It being a cup game I found myself in the Johnny Haynes stand yesterday for the F.A Cup quarter final against Spurs. I'd thought when booking the tickets it would be good to be closer to the action. We'd been in the Riverside for the Shakhtar match and enjoyed the change of scene. The old Stevenage Road stand is shallower and really we were too low to have a great view of the action, that combined with my own sense of foreboding and a tight and, at times, scrappy affair led to an uncomfortable 90 minutes. In fact I can't remember enjoying a game that we've not lost less. As the last few minutes ticked away I could visualise both the elation of a goal for us and the gut wrenching disappointment of a goal for Spurs.
During the week my Mini had reached the unusual landmark of 66,666.6 miles, something that I noticed approaching by chance and managed to capture on camera. Note to any Police officers reading this, I had pulled over and safely parked the car before taking the shot. It did take a bit of doing though to find somewhere suitable at the right moment. This felt like it might be an omen of some kind. You'll probably realise by now I'm quite superstitious.
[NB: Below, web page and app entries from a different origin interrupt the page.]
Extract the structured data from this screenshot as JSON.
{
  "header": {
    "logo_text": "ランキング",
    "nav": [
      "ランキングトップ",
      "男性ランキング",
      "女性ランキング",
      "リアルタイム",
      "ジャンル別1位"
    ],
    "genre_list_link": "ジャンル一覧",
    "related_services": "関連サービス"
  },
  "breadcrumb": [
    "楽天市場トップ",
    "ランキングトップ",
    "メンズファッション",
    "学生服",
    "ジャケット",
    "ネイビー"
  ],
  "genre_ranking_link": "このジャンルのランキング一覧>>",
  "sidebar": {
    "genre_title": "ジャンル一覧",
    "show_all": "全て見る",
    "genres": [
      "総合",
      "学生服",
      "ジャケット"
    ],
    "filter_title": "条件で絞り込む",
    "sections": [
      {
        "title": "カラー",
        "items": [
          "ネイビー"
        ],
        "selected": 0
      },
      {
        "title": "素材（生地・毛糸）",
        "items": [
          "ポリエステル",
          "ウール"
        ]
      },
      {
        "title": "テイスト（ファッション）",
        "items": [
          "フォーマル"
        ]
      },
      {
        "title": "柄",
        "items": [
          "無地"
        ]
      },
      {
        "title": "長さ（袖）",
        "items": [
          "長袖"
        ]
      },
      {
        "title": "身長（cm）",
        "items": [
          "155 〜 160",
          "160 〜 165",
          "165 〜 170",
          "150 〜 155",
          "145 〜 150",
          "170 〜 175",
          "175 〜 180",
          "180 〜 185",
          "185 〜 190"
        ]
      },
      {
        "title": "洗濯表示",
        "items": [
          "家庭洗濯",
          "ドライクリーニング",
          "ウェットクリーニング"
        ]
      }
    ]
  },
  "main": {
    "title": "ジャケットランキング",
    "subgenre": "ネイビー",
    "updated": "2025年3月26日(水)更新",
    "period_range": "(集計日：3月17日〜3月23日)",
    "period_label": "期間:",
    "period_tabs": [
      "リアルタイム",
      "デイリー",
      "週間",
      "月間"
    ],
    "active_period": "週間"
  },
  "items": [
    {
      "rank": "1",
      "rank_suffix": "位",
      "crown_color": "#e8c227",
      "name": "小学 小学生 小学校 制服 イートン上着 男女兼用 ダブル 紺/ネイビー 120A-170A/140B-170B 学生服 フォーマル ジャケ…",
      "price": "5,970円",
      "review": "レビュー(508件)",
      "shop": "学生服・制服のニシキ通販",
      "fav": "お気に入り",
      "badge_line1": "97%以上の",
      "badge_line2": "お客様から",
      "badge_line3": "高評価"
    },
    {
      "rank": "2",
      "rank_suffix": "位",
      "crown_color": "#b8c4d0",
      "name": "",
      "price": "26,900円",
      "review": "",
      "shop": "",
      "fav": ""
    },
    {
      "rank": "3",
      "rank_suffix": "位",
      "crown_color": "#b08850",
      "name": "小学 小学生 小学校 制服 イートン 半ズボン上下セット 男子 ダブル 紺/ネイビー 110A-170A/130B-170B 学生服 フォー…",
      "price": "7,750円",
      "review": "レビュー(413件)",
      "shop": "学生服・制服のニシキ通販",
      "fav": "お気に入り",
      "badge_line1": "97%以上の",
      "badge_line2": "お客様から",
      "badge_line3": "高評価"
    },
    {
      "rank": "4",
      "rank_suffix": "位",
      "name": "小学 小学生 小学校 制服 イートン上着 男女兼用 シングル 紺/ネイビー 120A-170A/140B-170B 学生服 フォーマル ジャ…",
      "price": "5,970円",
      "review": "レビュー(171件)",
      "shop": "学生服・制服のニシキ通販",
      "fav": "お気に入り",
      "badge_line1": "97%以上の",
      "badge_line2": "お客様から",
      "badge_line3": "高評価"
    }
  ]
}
The first half seemed to be all Spurs. They're no Shakthar Donestk, but they made more use of the ball going forward. Fulham struggled to find any rhythm but remained stoically organised and limited Tottenham to a weak header from Peter Crouch and a Kranjar shot from the edge of the box. Crouch, who was all elbows and whinging, may well have risen to my top five most disliked players in the premier league.
The second half was much better, as Fulham attacked with more purpose and the game opened up a little. We really missed the guile of Danny Murphy in midfield. Jonathan Greening can be a tidy player but I could count the number of forward passes he made on one hand and none of them had the direction or purpose that Murphy might have achieved. Our forward play therefore tended to be a bit repetitive and lacked any real drive or speed of thought. Too many times we'd break down the wing but then slow down the play until we had few options available or simply gave the ball away. I felt yesterday was an occasion when switching the wingers might have shaken things up a bit. Duff and Davies (though to be honest the Welsh wonder had a poor game) bombing down the wing and slinging a cross into the box might have created something our patient build up could not. Though, I guess, that's not really us.
Credit goes to Dickson who had a fine game in the middle and also Chris Baird who seemed to see a lot of the ball. On a positive note we're still in the hat and will at least know who we might face by the time of the replay. The initiative is definitely with Tottenham now but we've got nothing to lose. Maybe Murphy will be back and we'll have one more massive performance in us.